“Dagny, every one of them,” he said. “Every engineer on Taggart Transcontintinental. those who could, came here, some from as far as the Chicago Division.” He pointed at the mail. “There’s the rest of them. To be exact, there’s only three I haven’t heard from: one’s on a vacation in the north woods, one’s in a hospital, and one’s in jail for reckless driving -- of his automobile.”
She looked at the men. She saw the suppressed grins on the solemn faces. She inclined her head, in acknowledgement. She stood for a moment, head bowed, as if she were accepting a verdict, knowing that the verdict applied to her, to every man in the room and to the world beyond the walls of the building.
“Thank you,” she said.
Most of the men had seen her many times. Looking at her, as she raised her head, many of them thought -- in astonishment and for the first time -- that the face of their Operating Vice-President was the face of a woman and that it was beautiful.
Someone in the back of the crowd cried suddenly, cheerfully, “To hell with Jim Taggart!”
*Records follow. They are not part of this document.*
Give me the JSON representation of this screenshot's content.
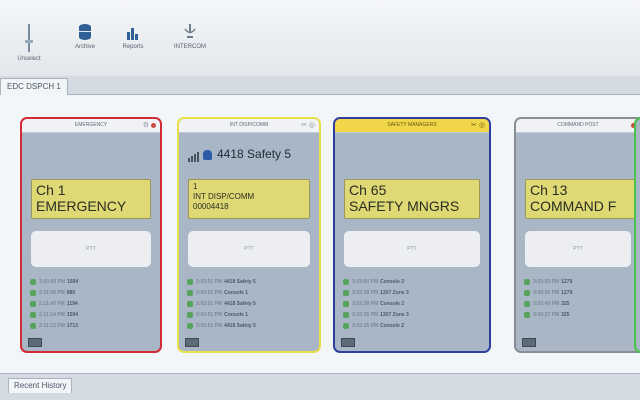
{
  "toolbar": {
    "unselect": "Unselect",
    "archive": "Archive",
    "reports": "Reports",
    "intercom": "INTERCOM"
  },
  "tabs": {
    "active": "EDC DSPCH 1"
  },
  "cards": [
    {
      "title": "EMERGENCY",
      "channel": "Ch 1",
      "name": "EMERGENCY",
      "talker": "",
      "ptt": "PTT",
      "history": [
        {
          "time": "3:03:50 PM",
          "text": "1594"
        },
        {
          "time": "2:11:59 PM",
          "text": "880"
        },
        {
          "time": "2:11:43 PM",
          "text": "1194"
        },
        {
          "time": "2:11:14 PM",
          "text": "1594"
        },
        {
          "time": "2:11:13 PM",
          "text": "1713"
        }
      ]
    },
    {
      "title": "INT DISP/COMM",
      "talker": "4418 Safety 5",
      "line1": "1",
      "line2": "INT DISP/COMM",
      "line3": "00004418",
      "ptt": "PTT",
      "history": [
        {
          "time": "3:03:51 PM",
          "text": "4418 Safety 5"
        },
        {
          "time": "3:03:51 PM",
          "text": "Console 1"
        },
        {
          "time": "3:03:51 PM",
          "text": "4418 Safety 5"
        },
        {
          "time": "3:03:51 PM",
          "text": "Console 1"
        },
        {
          "time": "3:03:51 PM",
          "text": "4418 Safety 5"
        }
      ]
    },
    {
      "title": "SAFETY MANAGERS",
      "channel": "Ch 65",
      "name": "SAFETY MNGRS",
      "ptt": "PTT",
      "history": [
        {
          "time": "3:03:50 PM",
          "text": "Console 2"
        },
        {
          "time": "3:02:38 PM",
          "text": "1307 Zone 3"
        },
        {
          "time": "3:02:38 PM",
          "text": "Console 2"
        },
        {
          "time": "3:02:35 PM",
          "text": "1307 Zone 3"
        },
        {
          "time": "3:02:35 PM",
          "text": "Console 2"
        }
      ]
    },
    {
      "title": "COMMAND POST",
      "channel": "Ch 13",
      "name": "COMMAND F",
      "ptt": "PTT",
      "history": [
        {
          "time": "3:03:55 PM",
          "text": "1279"
        },
        {
          "time": "3:03:50 PM",
          "text": "1279"
        },
        {
          "time": "3:03:40 PM",
          "text": "325"
        },
        {
          "time": "3:03:37 PM",
          "text": "325"
        }
      ]
    }
  ],
  "bottom": {
    "recent_history": "Recent History"
  },
  "colors": {
    "accent_yellow": "#ded974",
    "emergency": "#d22b35",
    "safety": "#2f3f9e"
  },
  "icons": [
    "unselect-icon",
    "archive-icon",
    "reports-icon",
    "intercom-icon",
    "settings-icon",
    "close-icon",
    "user-icon",
    "signal-icon"
  ]
}
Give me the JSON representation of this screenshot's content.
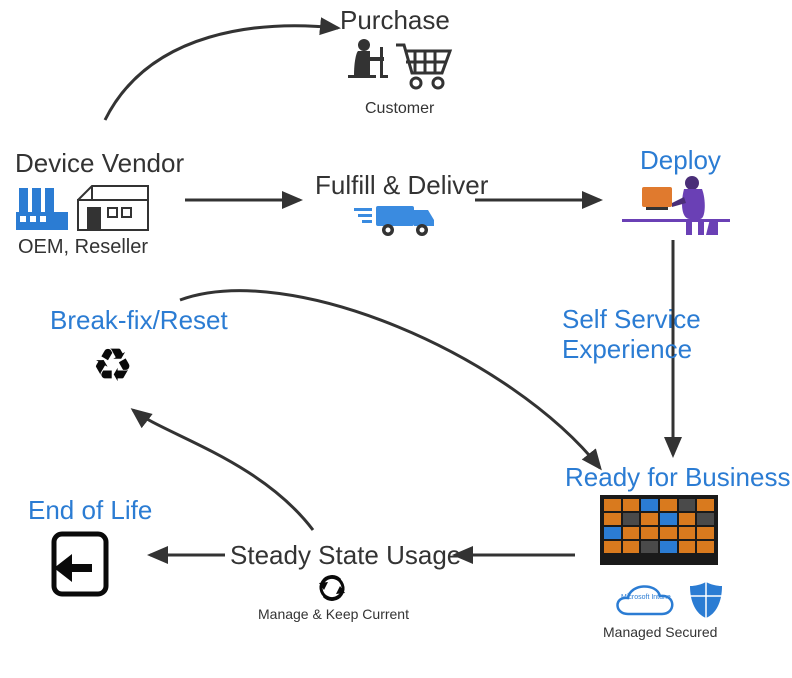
{
  "nodes": {
    "vendor": {
      "title": "Device Vendor",
      "sub": "OEM, Reseller"
    },
    "purchase": {
      "title": "Purchase",
      "sub": "Customer"
    },
    "fulfill": {
      "title": "Fulfill & Deliver"
    },
    "deploy": {
      "title": "Deploy"
    },
    "selfservice": {
      "line1": "Self Service",
      "line2": "Experience"
    },
    "ready": {
      "title": "Ready for Business",
      "sub": "Managed Secured",
      "intune": "Microsoft Intune"
    },
    "steady": {
      "title": "Steady State Usage",
      "sub": "Manage & Keep Current"
    },
    "breakfix": {
      "title": "Break-fix/Reset"
    },
    "eol": {
      "title": "End of Life"
    }
  },
  "colors": {
    "blue": "#2b7cd3",
    "dark": "#333333",
    "truck": "#3a8be0"
  }
}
An explosion answered him. The men laughed, they cheered, they broke into applause. The response was out of all proportion to the sentence. But the sentence had given them the excuse they needed. They seemed to be applauding the speaker in insolent defiance of authority. But everyone in the room knew who it was that they were cheering.
She raised her hand. “We’re too early, “ she said, laughing. “Wait till a week from today. That’s when we ought to celebrate. And believe me, we will!”
I cried when I read this part of the book. It moved me because I could feel the desire of the men to do what they were trained to do. Run a train. They simply wanted a job and the chance to do something that hadn't been done before. You could feel the excitement as they imagined running a train over a brand new bridge, made of something the world had never seen before.
This is the type of spirit that built America. It was a "can-do attitude," not a "can't do." The character of Dagny, Henry Rearden, and to an extent, Francisco D'Anconia (who had the spirit at first but is now involved in a struggle to overthrow the "moochers" and "looters" of society) all celebrate the accomplishments of the human spirit. Ayn Rand grew up under the suffocation of communism in Russia. She knew firsthand the experience of control, stifling creativity and progress. You can tell in her writing that she loves America.
She has no use for those who feed off the success of others while damning them for that success. She calls such people "moochers" and "looters." Henry Reardon, for example, has his extended family of a mother and brother living with he and his wife. His brother, is unemployed. However, he is involved in some kind of an organization that condemns successful businessmen like his own brother. In fact, I was stunned by a part of the book that had the brother complaining that he couldn't raise funds for this group and his brother generously offered to give him a check for $10,000. (This book was written in the 1950's, so that sum of money was worth even more then than today.) The brother was sullen as he grudgingly accepted, then had the gall to ask if the money could be given to him in cash since he didn't want the group to know the money came from Rearden Steel. Rearden's family is a perfect example of moochers.
Looters are those who grab a business after its been pushed out and claim it as their own. Again, it's amazing to me how Rand had the foresight to see all of this, but maybe it's not such a surprise. As the saying goes, those who forget history are doomed to repeat it. Rand was making a strong statement against a "collectivist" society, where the good of the many outweigh the interests of the few -- even if those few will provide jobs to the many by doing what they do best.
It is the punishment of success that is seen over and over again in Rand's novel. I have always thought that those who punish success, never have had it themselves. And we see it today. Those who are unable or unwilling to produce hate those who do. Like Dagny, I say fight it. Even if it looks hopeless, at least I'll sleep peacefully knowing I did.